* **REQUIREMENT**: In the entries below, how many lines include "label"? Reply with the number and nothing more.

* **STUDY MATERIAL**:
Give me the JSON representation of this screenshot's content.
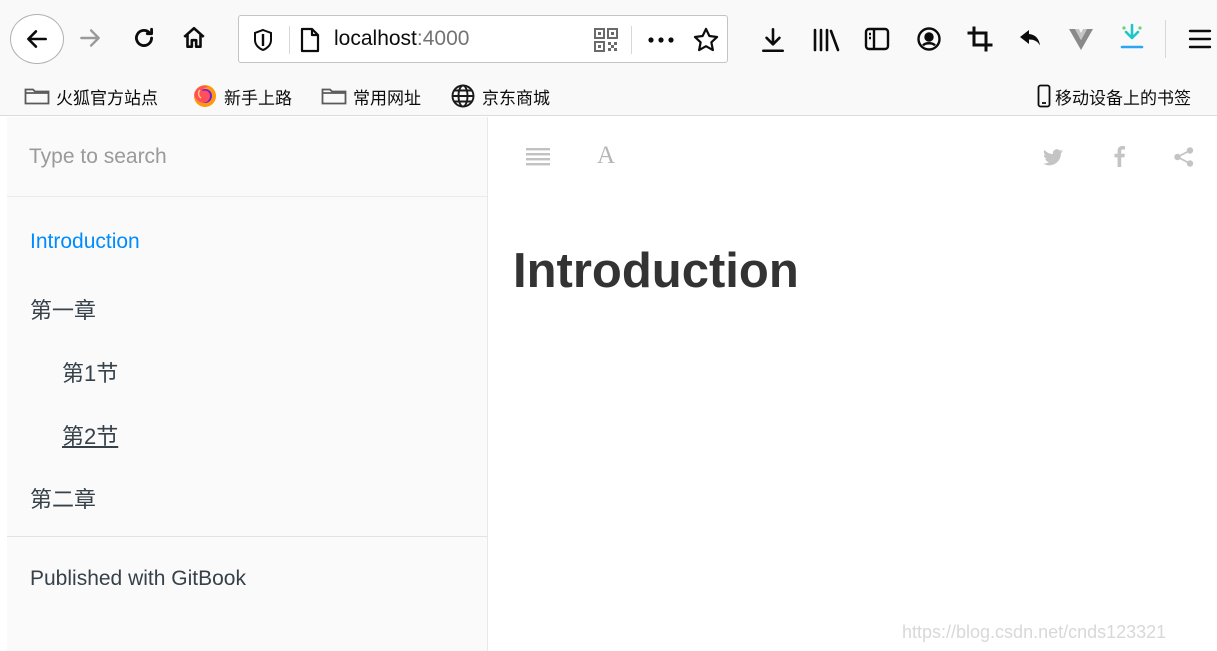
{
  "browser": {
    "url_host": "localhost",
    "url_port": ":4000"
  },
  "bookmarks": [
    {
      "label": "火狐官方站点",
      "icon": "folder-icon"
    },
    {
      "label": "新手上路",
      "icon": "firefox-icon"
    },
    {
      "label": "常用网址",
      "icon": "folder-icon"
    },
    {
      "label": "京东商城",
      "icon": "globe-icon"
    }
  ],
  "mobile_bookmarks": "移动设备上的书签",
  "sidebar": {
    "search_placeholder": "Type to search",
    "toc": [
      {
        "label": "Introduction",
        "active": true
      },
      {
        "label": "第一章"
      },
      {
        "label": "第1节"
      },
      {
        "label": "第2节"
      },
      {
        "label": "第二章"
      }
    ],
    "published": "Published with GitBook"
  },
  "header": {
    "font_button": "A"
  },
  "page": {
    "title": "Introduction"
  },
  "watermark": "https://blog.csdn.net/cnds123321",
  "colors": {
    "accent": "#008cff",
    "text": "#364149",
    "icon_gray": "#b9b9b9"
  }
}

* **WRITTEN RESPONSE**: 9